→ **Interface dataset entries**:

==*==

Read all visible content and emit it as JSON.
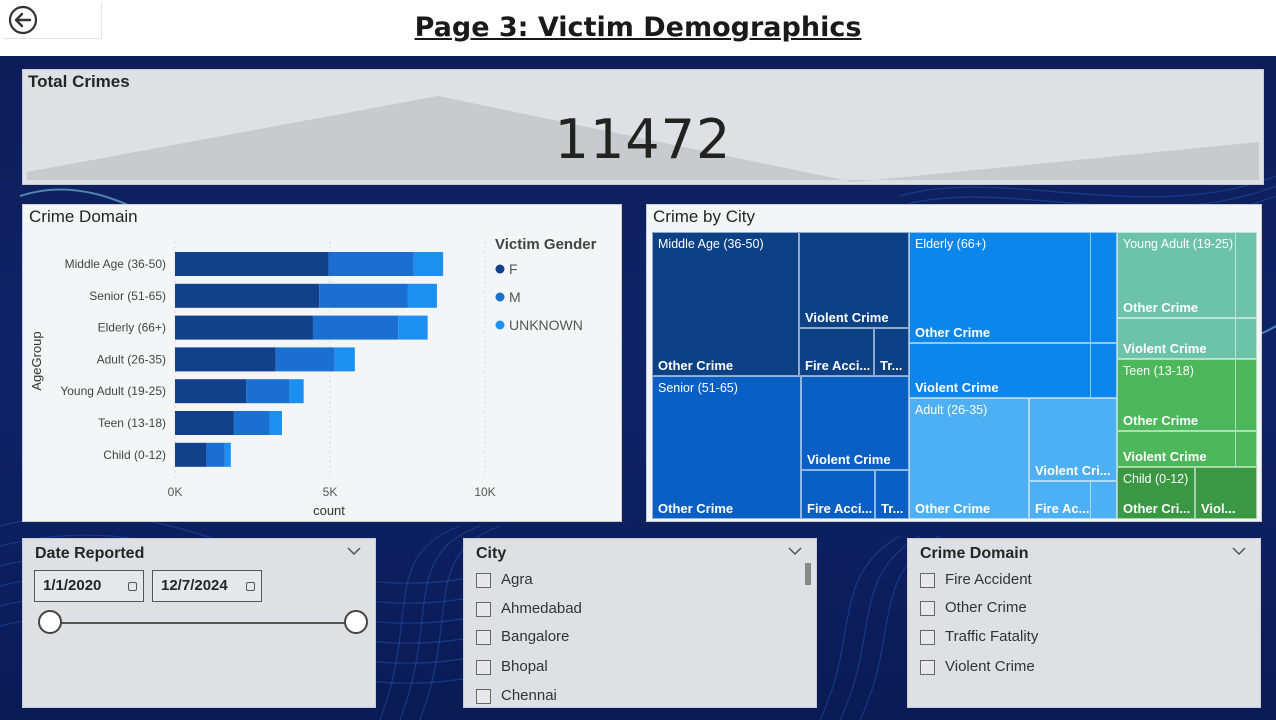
{
  "page": {
    "title": "Page 3: Victim Demographics"
  },
  "back_button": {
    "icon": "back-arrow-icon"
  },
  "kpi": {
    "label": "Total Crimes",
    "value": "11472"
  },
  "bar_chart": {
    "title": "Crime Domain"
  },
  "treemap": {
    "title": "Crime by City",
    "cells": [
      {
        "group": "Middle Age (36-50)",
        "label": "Other Crime"
      },
      {
        "label": "Violent Crime"
      },
      {
        "label": "Fire Acci..."
      },
      {
        "label": "Tr..."
      },
      {
        "group": "Senior (51-65)",
        "label": "Other Crime"
      },
      {
        "label": "Violent Crime"
      },
      {
        "label": "Fire Acci..."
      },
      {
        "label": "Tr..."
      },
      {
        "group": "Elderly (66+)",
        "label": "Other Crime"
      },
      {
        "label": "Violent Crime"
      },
      {
        "group": "Adult (26-35)",
        "label": "Other Crime"
      },
      {
        "label": "Violent Cri..."
      },
      {
        "label": "Fire Ac..."
      },
      {
        "group": "Young Adult (19-25)",
        "label": "Other Crime"
      },
      {
        "label": "Violent Crime"
      },
      {
        "group": "Teen (13-18)",
        "label": "Other Crime"
      },
      {
        "label": "Violent Crime"
      },
      {
        "group": "Child (0-12)",
        "label": "Other Cri..."
      },
      {
        "label": "Viol..."
      }
    ]
  },
  "date_slicer": {
    "title": "Date Reported",
    "start": "1/1/2020",
    "end": "12/7/2024"
  },
  "city_slicer": {
    "title": "City",
    "options": [
      "Agra",
      "Ahmedabad",
      "Bangalore",
      "Bhopal",
      "Chennai"
    ]
  },
  "domain_slicer": {
    "title": "Crime Domain",
    "options": [
      "Fire Accident",
      "Other Crime",
      "Traffic Fatality",
      "Violent Crime"
    ]
  },
  "colors": {
    "F": "#12418a",
    "M": "#1a6fd0",
    "UNKNOWN": "#1d8ff0"
  },
  "chart_data": {
    "type": "bar",
    "orientation": "horizontal",
    "stacked": true,
    "categories": [
      "Middle Age (36-50)",
      "Senior (51-65)",
      "Elderly (66+)",
      "Adult (26-35)",
      "Young Adult (19-25)",
      "Teen (13-18)",
      "Child (0-12)"
    ],
    "series": [
      {
        "name": "F",
        "values": [
          4950,
          4650,
          4450,
          3250,
          2300,
          1900,
          1000
        ]
      },
      {
        "name": "M",
        "values": [
          2750,
          2850,
          2750,
          1900,
          1400,
          1150,
          600
        ]
      },
      {
        "name": "UNKNOWN",
        "values": [
          950,
          950,
          950,
          650,
          450,
          400,
          200
        ]
      }
    ],
    "xlabel": "count",
    "ylabel": "AgeGroup",
    "xticks": [
      "0K",
      "5K",
      "10K"
    ],
    "xlim": [
      0,
      10000
    ],
    "legend_title": "Victim Gender",
    "legend_position": "right",
    "grid": true
  }
}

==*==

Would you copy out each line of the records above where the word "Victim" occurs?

→ **Output for this exercise**:
    "title": "Page 3: Victim Demographics"
    "legend_title": "Victim Gender",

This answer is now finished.